Wang SV, Huybrechts KF, Fischer MA
Generalized boosted modeling to identify subgroups where effect of dabigatran versus warfarin may differ: an observational cohort study of patients with atrial fibrillation.
The purpose of this study was to explore generalized boosted modeling (GBM) as a method for identifying subgroups with greater benefit or harm with dabigatran versus warfarin for treatment of atrial fibrillation. The investigators concluded that dabigatran's superiority to warfarin at prevention of thromboembolism may be greater in secondary than primary prevention. They indicated that in practice, secondary prevention patients are more often treated with warfarin.
Citation: Wang SV, Huybrechts KF, Fischer MA . Generalized boosted modeling to identify subgroups where effect of dabigatran versus warfarin may differ: an observational cohort study of patients with atrial fibrillation. Pharmacoepidemiol Drug Saf 2018 Apr;27(4):383-90. doi: 10.1002/pds.4395..

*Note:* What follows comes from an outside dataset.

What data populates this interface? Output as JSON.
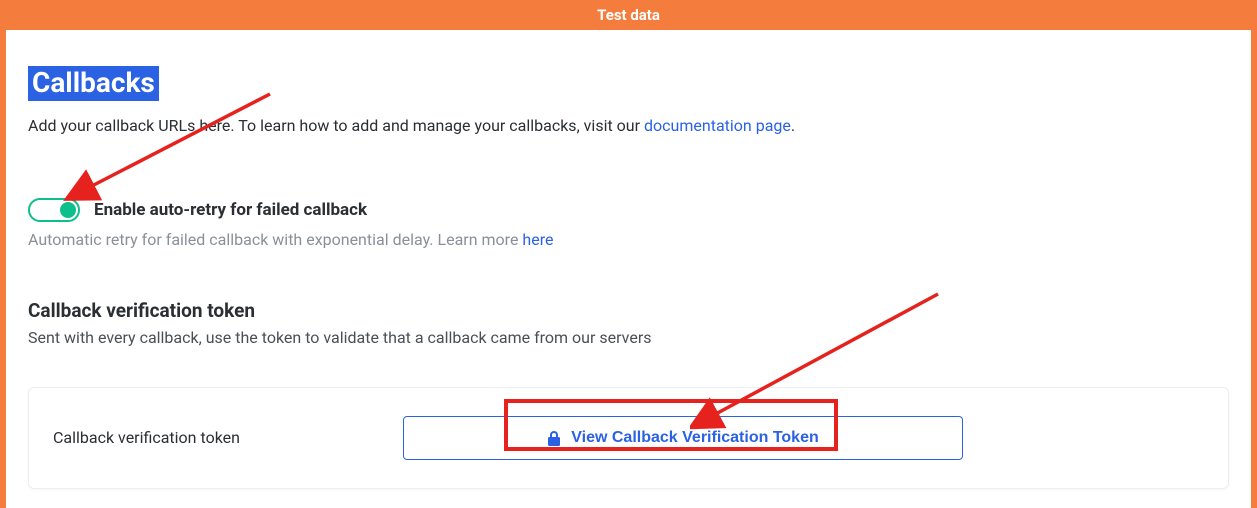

Keywords: Blood Clots, Blood Thinners, Cardiovascular Conditions, Comparative Effectiveness, Evidence-Based Practice, Heart Disease and Health, Medication, Outcomes, Patient-Centered Outcomes Research, Prevention
Lau BD, Streiff MB, Kraus PS
Missed doses of venous thromboembolism (VTE) prophylaxis at community hospitals: cause for alarm.
This study examined the rate of missed doses of venous thromboembolism (VTE) prophylaxis at community hospitals in the Washington, DC and greater Baltimore metropolitan areas. This retrospective study included four hospitals within the Johns Hopkins Health System. Non-administration of VTE prophylaxis was found 10.9% to 15.0% of the time among the three community hospitals. About 43.6% of patients missed at least one dose in all four hospitals. The investigators weren’t able to categorize patients by specialty, however it has been reported that more doses are missed with medically ill patients than other hospitalized patients.
Citation: Lau BD, Streiff MB, Kraus PS . Missed doses of venous thromboembolism (VTE) prophylaxis at community hospitals: cause for alarm. J Gen Intern Med 2018 Jan;33(1):19-20. doi: 10.1007/s11606-017-4203-y..
Keywords: Blood Clots, Prevention, Blood Thinners, Patient Adherence/Compliance, Medication, Hospitals
Jones CE, Hollis RH, Gullick AA
Venous thromboembolic events: how low can you go?
This study evaluated postoperative venous thromboembolism (VTE) chemical prophylaxis adherence to assess the preventability of VTEs. It found that nearly half of patients who experienced postoperative VTEs received appropriate guideline-driven care. Most interruptions in chemical prophylaxis were justified medically. This further questions the preventability of postoperative VTEs and the utility of this outcome as a valid measure of hospital quality.
Citation: Jones CE, Hollis RH, Gullick AA . Venous thromboembolic events: how low can you go? Am J Surg 2017 Apr;213(4):706-10. doi: 10.1016/j.amjsurg.2016.10.037.
Keywords: Adverse Events, Blood Clots, Blood Thinners, Patient-Centered Outcomes Research, Prevention
Metersky ML, Eldridge N, Wang Y
AHRQ Author: Eldridge N
Predictors of warfarin-associated adverse events in hospitalized patients: Opportunities to prevent patient harm.
The researchers assessed the relationship between daily versus less frequent international normalized ratio ( INR) monitoring and overanticoagulation and warfarin-related adverse events. They bconcluded that daily INR measurement and recognition of a rapidly rising INR might decrease the frequency of warfarin-associated adverse events in hospitalized patients.
AHRQ-authored; AHRQ-funded; 290201200003C.
Citation: Metersky ML, Eldridge N, Wang Y . Predictors of warfarin-associated adverse events in hospitalized patients: Opportunities to prevent patient harm. J Hosp Med 2016 Apr;11(4):276-82. doi: 10.1002/jhm.2528.
Keywords: Blood Thinners, Care Management, Adverse Drug Events (ADE), Patient Safety, Hospitalization, Prevention